# Instructions to follow
In the listing below, find each line with the string "Loudness" and report it.

[Data to use — start]

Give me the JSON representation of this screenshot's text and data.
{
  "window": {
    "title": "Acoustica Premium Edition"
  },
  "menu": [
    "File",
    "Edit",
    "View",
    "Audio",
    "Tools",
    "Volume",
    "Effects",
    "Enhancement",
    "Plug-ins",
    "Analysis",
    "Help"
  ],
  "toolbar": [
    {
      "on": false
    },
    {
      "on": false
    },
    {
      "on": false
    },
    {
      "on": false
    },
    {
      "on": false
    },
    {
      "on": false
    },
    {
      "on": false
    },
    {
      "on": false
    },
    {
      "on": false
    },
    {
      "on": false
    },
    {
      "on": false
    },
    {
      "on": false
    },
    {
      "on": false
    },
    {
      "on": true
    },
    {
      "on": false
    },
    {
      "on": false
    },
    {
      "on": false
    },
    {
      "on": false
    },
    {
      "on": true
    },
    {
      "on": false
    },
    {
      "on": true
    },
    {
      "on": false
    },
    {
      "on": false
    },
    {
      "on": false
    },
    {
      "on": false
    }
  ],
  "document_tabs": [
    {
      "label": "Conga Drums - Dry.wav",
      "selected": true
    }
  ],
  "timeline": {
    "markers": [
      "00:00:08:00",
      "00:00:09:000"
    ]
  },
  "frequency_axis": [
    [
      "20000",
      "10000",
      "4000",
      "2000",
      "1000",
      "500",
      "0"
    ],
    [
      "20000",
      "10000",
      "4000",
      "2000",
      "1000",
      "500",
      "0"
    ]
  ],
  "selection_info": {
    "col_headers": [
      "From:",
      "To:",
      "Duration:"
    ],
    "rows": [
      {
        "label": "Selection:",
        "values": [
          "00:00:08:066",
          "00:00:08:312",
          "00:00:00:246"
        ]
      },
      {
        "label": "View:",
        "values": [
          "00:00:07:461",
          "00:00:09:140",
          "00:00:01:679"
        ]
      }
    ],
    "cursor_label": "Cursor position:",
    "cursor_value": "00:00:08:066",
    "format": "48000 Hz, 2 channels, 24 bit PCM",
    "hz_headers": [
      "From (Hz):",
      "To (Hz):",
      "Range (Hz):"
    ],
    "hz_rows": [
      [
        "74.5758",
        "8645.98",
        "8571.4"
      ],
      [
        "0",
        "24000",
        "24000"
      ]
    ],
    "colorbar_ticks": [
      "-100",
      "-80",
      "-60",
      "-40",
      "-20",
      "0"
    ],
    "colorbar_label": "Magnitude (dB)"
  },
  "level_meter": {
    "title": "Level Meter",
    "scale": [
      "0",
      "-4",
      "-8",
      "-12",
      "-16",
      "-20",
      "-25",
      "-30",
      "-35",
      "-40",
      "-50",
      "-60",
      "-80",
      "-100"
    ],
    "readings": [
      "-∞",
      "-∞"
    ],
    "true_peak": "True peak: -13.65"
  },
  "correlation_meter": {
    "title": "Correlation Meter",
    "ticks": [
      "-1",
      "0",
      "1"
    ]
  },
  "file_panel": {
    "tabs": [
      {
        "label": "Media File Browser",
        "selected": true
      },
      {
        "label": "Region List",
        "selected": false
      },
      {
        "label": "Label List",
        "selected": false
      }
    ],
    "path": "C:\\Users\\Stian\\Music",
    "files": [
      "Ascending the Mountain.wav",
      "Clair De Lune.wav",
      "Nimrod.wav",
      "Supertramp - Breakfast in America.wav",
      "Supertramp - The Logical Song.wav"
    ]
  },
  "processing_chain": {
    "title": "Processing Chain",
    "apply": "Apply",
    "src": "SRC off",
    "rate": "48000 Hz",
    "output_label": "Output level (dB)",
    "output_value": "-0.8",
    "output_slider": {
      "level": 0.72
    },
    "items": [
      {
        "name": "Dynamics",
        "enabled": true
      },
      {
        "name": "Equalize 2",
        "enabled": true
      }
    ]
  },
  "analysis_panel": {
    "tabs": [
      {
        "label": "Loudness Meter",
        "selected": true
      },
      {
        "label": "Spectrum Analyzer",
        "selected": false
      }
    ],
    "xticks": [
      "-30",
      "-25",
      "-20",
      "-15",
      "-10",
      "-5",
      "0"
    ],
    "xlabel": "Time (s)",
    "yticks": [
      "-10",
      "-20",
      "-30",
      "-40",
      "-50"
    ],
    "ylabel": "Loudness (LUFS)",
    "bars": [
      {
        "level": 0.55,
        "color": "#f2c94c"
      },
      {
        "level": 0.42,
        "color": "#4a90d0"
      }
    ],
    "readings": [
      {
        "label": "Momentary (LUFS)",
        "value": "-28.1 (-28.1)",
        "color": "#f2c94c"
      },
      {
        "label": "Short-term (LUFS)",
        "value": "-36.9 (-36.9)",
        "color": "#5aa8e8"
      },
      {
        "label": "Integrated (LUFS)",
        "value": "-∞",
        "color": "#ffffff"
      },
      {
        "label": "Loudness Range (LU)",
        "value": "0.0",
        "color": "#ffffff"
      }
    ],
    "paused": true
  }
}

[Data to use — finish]

# Your response
        "label": "Loudness Meter",
    "ylabel": "Loudness (LUFS)",
        "label": "Loudness Range (LU)",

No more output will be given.